As the U.S. economy careens toward disaster, congressional talks about what to do appear to have ground to a halt. So on Saturday President Donald Trump — speaking at one of his golf courses, of course — announced four executive measures that, he claimed, would rescue the recovery.
Unfortunately, one of the measures was vacuous, one trivial and one unworkable. And the fourth may do substantial harm.
The vacuous measure simply calls on government agencies to “consider” helping renters facing eviction. The trivial measure waives interest and defers principal repayment on student loans.
The unworkable measure supposedly provides new aid to the unemployed, who have lost pandemic benefits because Senate Republicans don’t want to provide them; but the announced program would be an administrative nightmare that might take a long time to put into effect and would require partial matching funds that strapped states don’t have.
But the really substantive measure would direct employers to stop collecting payroll taxes on behalf of their workers.
This is pretty wild stuff from a legal and constitutional point of view. Can presidents just stop collecting duly legislated taxes whenever they feel like it? But put the law to one side and ask, what’s this all about?
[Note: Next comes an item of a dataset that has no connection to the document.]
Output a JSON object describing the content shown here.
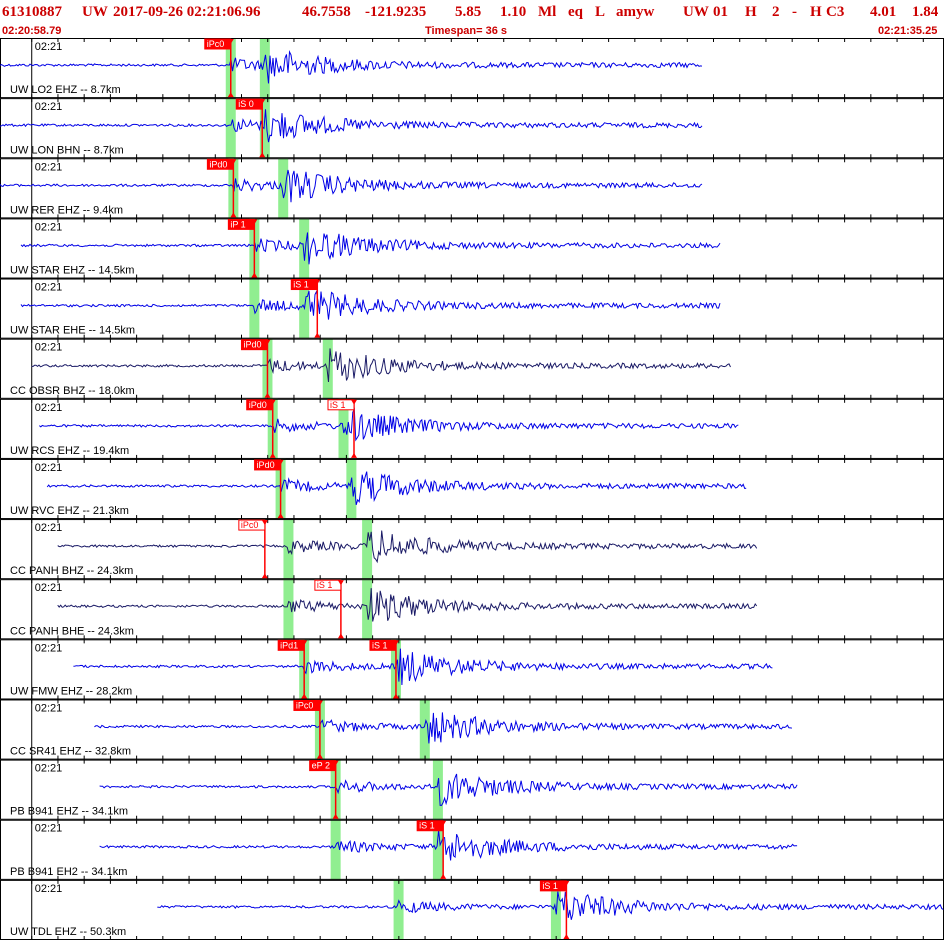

Who thinks a payroll tax cut, even if enacted through due process, would solve any of the problems we face?
No reputable economist I know considers a payroll tax cut a good idea. Even if the money went to workers, which it almost certainly wouldn’t, it would go to precisely the wrong ones — workers who haven’t lost their jobs in the pandemic, not those who have. It wouldn’t encourage hiring, because what’s holding employers back isn’t cost, it’s the shutdown of activities with a high risk of infection (like indoor dining).
Now, lots of bad economic ideas — like giant tax cuts for the rich — nonetheless have strong political support. But a payroll tax cut isn’t one of them. In fact, Senate Republicans have been dismissive, dropping the idea from their proposals.
Yet there it is, the apparent centerpiece of Trump’s new plan. What’s going on?
The answer is that a payroll tax cut is the hydroxychloroquine of economic policy. It’s a quack remedy that somehow caught Trump’s eye, which he won’t give up because sycophants keep telling him he’s infallible. There may be some ulterior motives — this move might end up undermining the finances of Social Security and Medicare — but that’s all secondary. Basically this is a tantrum from a president temperamentally incapable of owning up to his own mistakes.
Just to be clear, Trump isn’t actually cutting the payroll tax, which would require legislation. Instead, he’s just deferring its collection; workers will still owe the money a few months later. And knowing this, many employers won’t increase paychecks, they’ll just put the money in escrow on workers’ behalf. For workers, this may be a nonevent.
But maybe, just maybe, Trump will both win in November and find a way to retroactively cancel those tax obligations. If so, he’ll tear a big hole in the finances of Social Security and Medicare, programs that, whatever he may say, he has always wanted to kill.
The main point, however, is that we’re facing a moment of crisis. The emergency relief that sustained the U.S. economy through the coronavirus has expired. Unless very quick action is taken, consumer spending is about to collapse, bringing the whole economy down with it.
This would be a really good time for presidential leadership. But what we have instead is a pitchman hawking miracle cures at his country club. In the process he may well have undermined whatever slim chance there was of reaching an even halfway decent deal to avert disaster.
At a moment of crisis America is cursed with a president who is incompetent, deeply ignorant, yet so personally insecure that he surrounds himself with people who tell him he’s a universal genius.
Paul Krugman is a New York Times columnist.